In the meantime, Samsung and their 50,000 Galaxy Gear customers can keep the bragging rights to their crappy 1392 x 1392 pixel camera.

Apple cares about doing things right, not doing things first.

No Siri…Yet

It would be a dream come true if you could completely control a device using only your voice. But alas, Siri's not reliable enough yet. Also, Siri requires internet connection, which would be a battery-killer on a watch.

But keep an eye out for what Google does with this. If there is one company out there that will get this right, it'll be Google.

No iWatch App Store…Yet

Just like the iPhone, Apple will probably hold off on developer access for a year or two. Two reasons: 1) it takes a lot of time to build an API, and 2) it gives developers/consumers time to learn how the user interface, in Apple's eyes, is meant to be.

Expect iPhone/iPad apps to integrate with the iWatch this year and then third-party iWatch apps a year or two later.

"The iWatch will fail just like all other smartwatches"

First of all, all other smartwatches have been ugly. Secondly, all other smartwatches had features that were either too niche (e.g. fitness-oriented) or too gimmicky.

The three things I talked about — health & fitness sensors, predictive interface, and password-killing biometrics — are all opportunities to solve real world problems. (The aesthetics, which could be considered as a feature, will market itself.) All of these combined would put the iWatch ahead of today's competition.

Apple also has something that nobody else has — a ton compatible devices. Even if the iWatch were to only be compatible with the iPhone, Apple would have a HUGE advantage.

Based on the premise that consumers are on a two-year replacement cycle, we can estimate there are 290 million iPhones in use right now (not even including second-hand iPhones). Since Bluetooth LE been present in all iPhones since the 4S, most of those will be iBeacon-enabled, which means an iWatch would work with every single one of those iPhones, right out of the box.

If we just looked at raw numbers, 290 million iBeacon-enabled iPhones would be dwarfed by Android's whopping 416 million NFC-enabled phones projected to ship this year. Unfortunately for Android, that number is terribly misleading as NFC frameworks have yet to be standardized across manufacturers and consumers have yet to show interest in it.

Fanboyism aside, the reality is, the wearable device space is totally up for grabs. It doesn't matter who you are in the tech industry…success is never guaranteed. Just expect Apple to follow the same winning formula they've always used to make a compelling product.

Setting Expectations

Some analysts are already proclaiming the iWatch will hit $17.5 billion in sales in the first year. lol, I'm not so sure about that. Definitely not for the first year.

Knowing Apple, they have a solid roadmap for the iWatch for the next several years. But for the first-gen model, expect limited functionality (probably less than what I've talked about) and only immediate success among early adopters.

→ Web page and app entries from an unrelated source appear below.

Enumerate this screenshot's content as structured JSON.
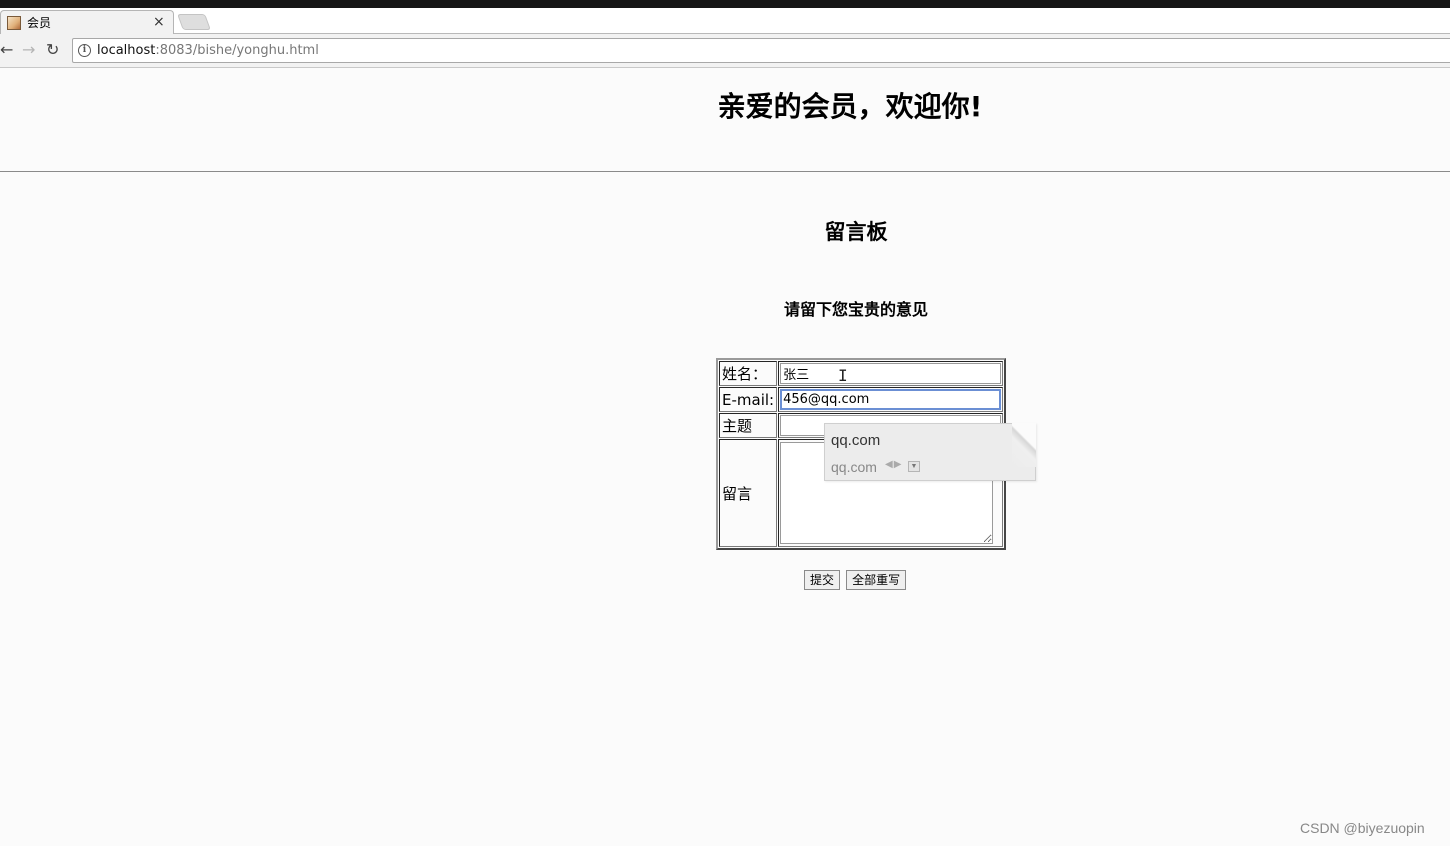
{
  "browser": {
    "tab_title": "会员",
    "tab_close": "×",
    "url_host": "localhost",
    "url_rest": ":8083/bishe/yonghu.html",
    "info_icon": "i"
  },
  "page": {
    "main_title": "亲爱的会员，欢迎你!",
    "board_title": "留言板",
    "subtitle": "请留下您宝贵的意见"
  },
  "form": {
    "name_label": "姓名：",
    "name_value": "张三",
    "email_label": "E-mail:",
    "email_value": "456@qq.com",
    "subject_label": "主题",
    "subject_value": "",
    "message_label": "留言",
    "message_value": ""
  },
  "autofill": {
    "typed": "qq.com",
    "suggestion": "qq.com"
  },
  "buttons": {
    "submit": "提交",
    "reset": "全部重写"
  },
  "watermark": "CSDN @biyezuopin",
  "icons": {
    "back": "back-arrow-icon",
    "forward": "forward-arrow-icon",
    "reload": "reload-icon",
    "info": "info-icon",
    "favicon": "favicon-icon",
    "dropdown": "dropdown-icon"
  }
}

Let's remember, the first-gen iPhone costed $600 on-contract, didn't have 3G, third-party apps, or even copy/paste. It wasn't until two years later that the iPhone matured enough to become a mainstream success.

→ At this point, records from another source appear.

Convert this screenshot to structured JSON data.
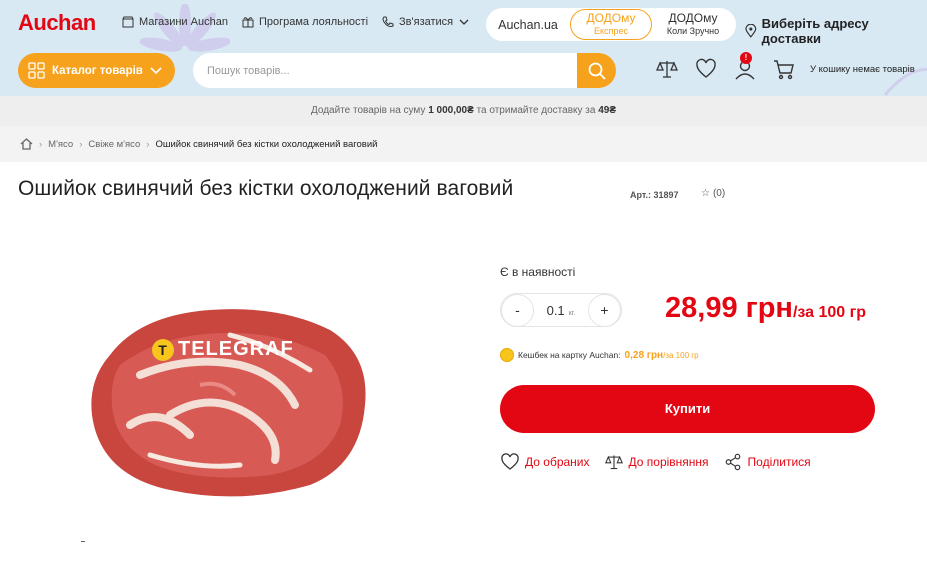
{
  "header": {
    "logo": "Auchan",
    "nav": [
      {
        "label": "Магазини Auchan",
        "icon": "store-icon"
      },
      {
        "label": "Програма лояльності",
        "icon": "gift-icon"
      },
      {
        "label": "Зв'язатися",
        "icon": "phone-icon"
      }
    ],
    "site_tabs": {
      "auchan": "Auchan.ua",
      "express_title": "ДОДОму",
      "express_sub": "Експрес",
      "convenient_title": "ДОДОму",
      "convenient_sub": "Коли Зручно"
    },
    "delivery": "Виберіть адресу доставки",
    "catalog": "Каталог товарів",
    "search_placeholder": "Пошук товарів...",
    "notification_count": "!",
    "cart_text": "У кошику немає товарів"
  },
  "promo": {
    "prefix": "Додайте товарів на суму",
    "amount": "1 000,00₴",
    "middle": "та отримайте доставку за",
    "fee": "49₴"
  },
  "breadcrumb": {
    "items": [
      "М'ясо",
      "Свіже м'ясо"
    ],
    "current": "Ошийок свинячий без кістки охолоджений ваговий"
  },
  "product": {
    "title": "Ошийок свинячий без кістки охолоджений ваговий",
    "article": "Арт.: 31897",
    "rating_count": "(0)",
    "watermark": "TELEGRAF",
    "stock": "Є в наявності",
    "qty_value": "0.1",
    "qty_unit": "кг.",
    "qty_minus": "-",
    "qty_plus": "+",
    "price": "28,99 грн",
    "price_unit": "/за 100 гр",
    "cashback_label": "Кешбек на картку Auchan:",
    "cashback_value": "0,28 грн",
    "cashback_unit": "/за 100 гр",
    "buy": "Купити",
    "favorites": "До обраних",
    "compare": "До порівняння",
    "share": "Поділитися"
  },
  "colors": {
    "brand_red": "#e30613",
    "accent_orange": "#f7a21c",
    "header_bg": "#d8e9f4"
  }
}
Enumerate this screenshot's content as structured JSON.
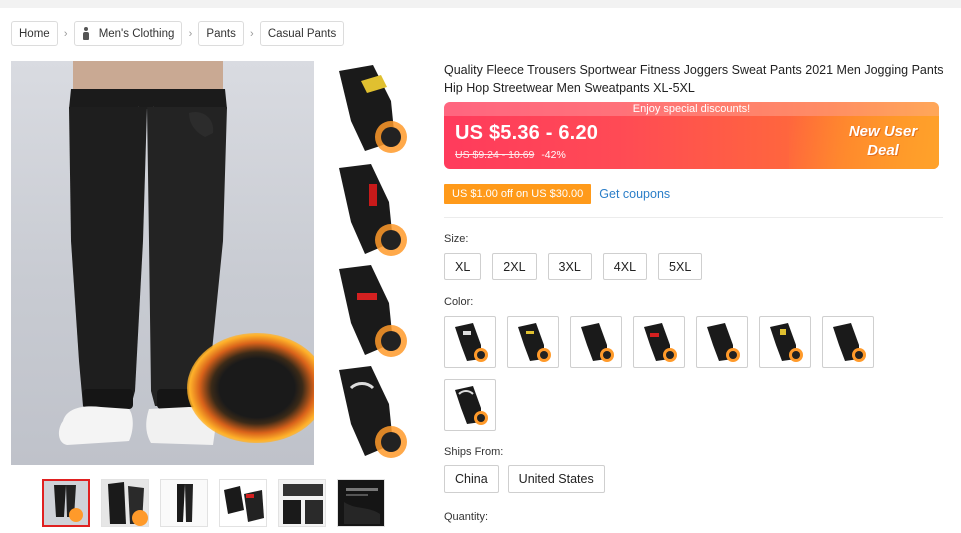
{
  "breadcrumb": {
    "items": [
      {
        "label": "Home"
      },
      {
        "label": "Men's Clothing",
        "icon": "person-icon"
      },
      {
        "label": "Pants"
      },
      {
        "label": "Casual Pants"
      }
    ],
    "separator": "›"
  },
  "product": {
    "title": "Quality Fleece Trousers Sportwear Fitness Joggers Sweat Pants 2021 Men Jogging Pants Hip Hop Streetwear Men Sweatpants XL-5XL"
  },
  "price": {
    "strip_text": "Enjoy special discounts!",
    "current": "US $5.36 - 6.20",
    "original": "US $9.24 - 10.69",
    "discount": "-42%",
    "badge_line1": "New User",
    "badge_line2": "Deal",
    "colors": {
      "start": "#ff3b5c",
      "end": "#ff8f2a"
    }
  },
  "coupon": {
    "badge": "US $1.00 off on US $30.00",
    "link": "Get coupons",
    "badge_color": "#ff9a1a",
    "link_color": "#2a7ec8"
  },
  "size": {
    "label": "Size:",
    "options": [
      "XL",
      "2XL",
      "3XL",
      "4XL",
      "5XL"
    ]
  },
  "color": {
    "label": "Color:",
    "swatch_count": 8
  },
  "ships_from": {
    "label": "Ships From:",
    "options": [
      "China",
      "United States"
    ]
  },
  "quantity": {
    "label": "Quantity:"
  }
}
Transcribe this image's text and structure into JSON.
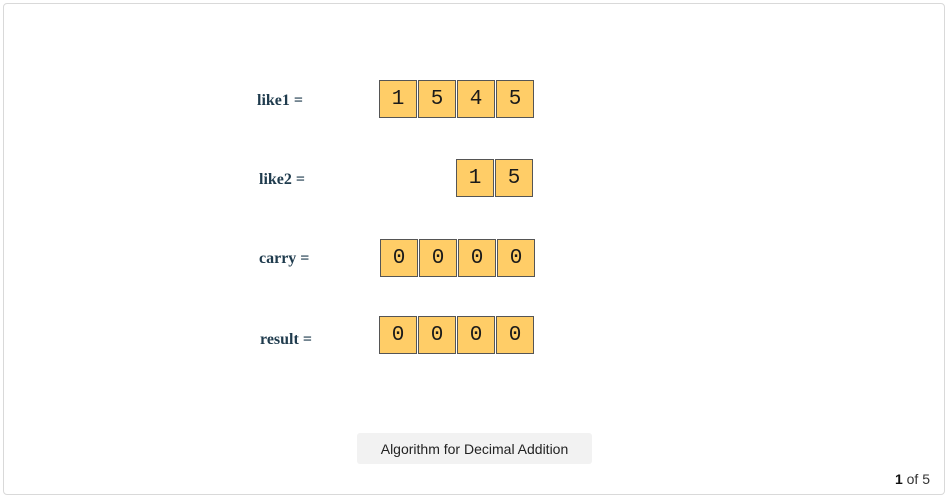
{
  "rows": [
    {
      "label": "like1 =",
      "digits": [
        "1",
        "5",
        "4",
        "5"
      ]
    },
    {
      "label": "like2 =",
      "digits": [
        "1",
        "5"
      ]
    },
    {
      "label": "carry =",
      "digits": [
        "0",
        "0",
        "0",
        "0"
      ]
    },
    {
      "label": "result =",
      "digits": [
        "0",
        "0",
        "0",
        "0"
      ]
    }
  ],
  "caption": "Algorithm for Decimal Addition",
  "pager": {
    "current": "1",
    "of_text": "of",
    "total": "5"
  }
}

Great products take time to mature. Expect long-term progress, not immediate perfection.

"What's the big deal?"

When Steve Jobs introduced the iPhone in 2007, he said, "Today, we revolutionize the phone." But really, the iPhone did way more than that. It introduced a new era of connection and real-time information. For better or for worse, it changed the way we work, communicate, socialize, and express ourselves.

The smartphone changed the way we connect to the world. Wearable devices will change the way we connect to ourselves. They will be our most personal devices. They will know us, our bodies, our health, what we're doing, and how we feel.

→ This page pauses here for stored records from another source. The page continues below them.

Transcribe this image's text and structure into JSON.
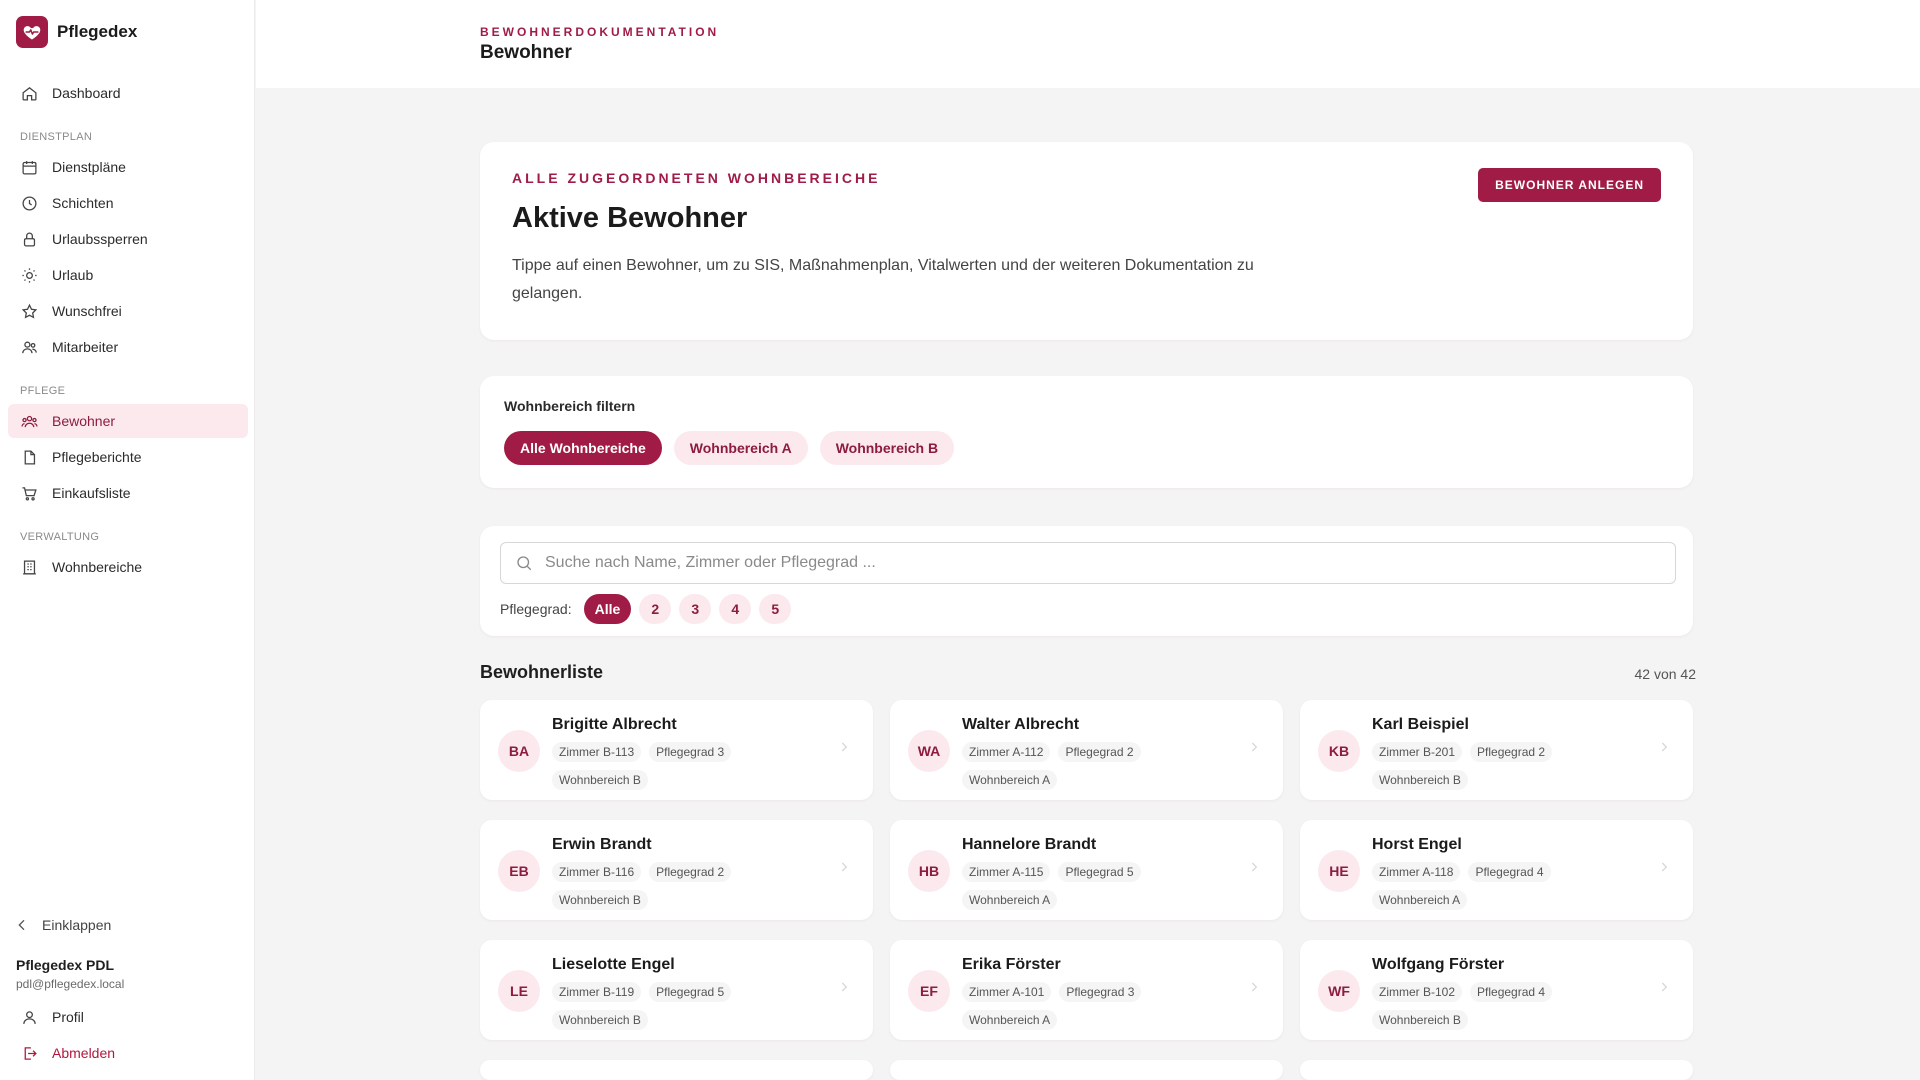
{
  "brand": {
    "name": "Pflegedex"
  },
  "sidebar": {
    "dashboard": "Dashboard",
    "sections": {
      "dienstplan": "DIENSTPLAN",
      "pflege": "PFLEGE",
      "verwaltung": "VERWALTUNG"
    },
    "items": [
      {
        "label": "Dienstpläne",
        "icon": "calendar-icon"
      },
      {
        "label": "Schichten",
        "icon": "clock-icon"
      },
      {
        "label": "Urlaubssperren",
        "icon": "lock-icon"
      },
      {
        "label": "Urlaub",
        "icon": "sun-icon"
      },
      {
        "label": "Wunschfrei",
        "icon": "star-icon"
      },
      {
        "label": "Mitarbeiter",
        "icon": "users-icon"
      },
      {
        "label": "Bewohner",
        "icon": "residents-icon",
        "active": true
      },
      {
        "label": "Pflegeberichte",
        "icon": "document-icon"
      },
      {
        "label": "Einkaufsliste",
        "icon": "cart-icon"
      },
      {
        "label": "Wohnbereiche",
        "icon": "building-icon"
      }
    ],
    "collapse": "Einklappen",
    "user": {
      "name": "Pflegedex PDL",
      "email": "pdl@pflegedex.local"
    },
    "profile": "Profil",
    "logout": "Abmelden"
  },
  "header": {
    "kicker": "BEWOHNERDOKUMENTATION",
    "title": "Bewohner"
  },
  "hero": {
    "kicker": "ALLE ZUGEORDNETEN WOHNBEREICHE",
    "title": "Aktive Bewohner",
    "text": "Tippe auf einen Bewohner, um zu SIS, Maßnahmenplan, Vitalwerten und der weiteren Dokumentation zu gelangen.",
    "button": "BEWOHNER ANLEGEN"
  },
  "filter": {
    "label": "Wohnbereich filtern",
    "options": [
      "Alle Wohnbereiche",
      "Wohnbereich A",
      "Wohnbereich B"
    ],
    "selected": "Alle Wohnbereiche"
  },
  "search": {
    "placeholder": "Suche nach Name, Zimmer oder Pflegegrad ...",
    "value": "",
    "pflegegrad_label": "Pflegegrad:",
    "pflegegrad_options": [
      "Alle",
      "2",
      "3",
      "4",
      "5"
    ],
    "pflegegrad_selected": "Alle"
  },
  "list": {
    "title": "Bewohnerliste",
    "count": "42 von 42",
    "residents": [
      {
        "initials": "BA",
        "name": "Brigitte Albrecht",
        "room": "Zimmer B-113",
        "grade": "Pflegegrad 3",
        "area": "Wohnbereich B"
      },
      {
        "initials": "WA",
        "name": "Walter Albrecht",
        "room": "Zimmer A-112",
        "grade": "Pflegegrad 2",
        "area": "Wohnbereich A"
      },
      {
        "initials": "KB",
        "name": "Karl Beispiel",
        "room": "Zimmer B-201",
        "grade": "Pflegegrad 2",
        "area": "Wohnbereich B"
      },
      {
        "initials": "EB",
        "name": "Erwin Brandt",
        "room": "Zimmer B-116",
        "grade": "Pflegegrad 2",
        "area": "Wohnbereich B"
      },
      {
        "initials": "HB",
        "name": "Hannelore Brandt",
        "room": "Zimmer A-115",
        "grade": "Pflegegrad 5",
        "area": "Wohnbereich A"
      },
      {
        "initials": "HE",
        "name": "Horst Engel",
        "room": "Zimmer A-118",
        "grade": "Pflegegrad 4",
        "area": "Wohnbereich A"
      },
      {
        "initials": "LE",
        "name": "Lieselotte Engel",
        "room": "Zimmer B-119",
        "grade": "Pflegegrad 5",
        "area": "Wohnbereich B"
      },
      {
        "initials": "EF",
        "name": "Erika Förster",
        "room": "Zimmer A-101",
        "grade": "Pflegegrad 3",
        "area": "Wohnbereich A"
      },
      {
        "initials": "WF",
        "name": "Wolfgang Förster",
        "room": "Zimmer B-102",
        "grade": "Pflegegrad 4",
        "area": "Wohnbereich B"
      }
    ]
  },
  "colors": {
    "accent": "#a01c46",
    "accent_soft": "#fbe9ee",
    "background": "#f5f4f4"
  }
}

Instead of expecting the iWatch to be Apple's "next big thing," think of it as the opening of a new dimension for the iOS ecosystem. The magic won't be in the iWatch itself; the magic will be in what happens when a wealth of biometric data is seamlessly tied to an iPhone/iPad.

The creative opportunities are endless, and that's what makes it a big deal.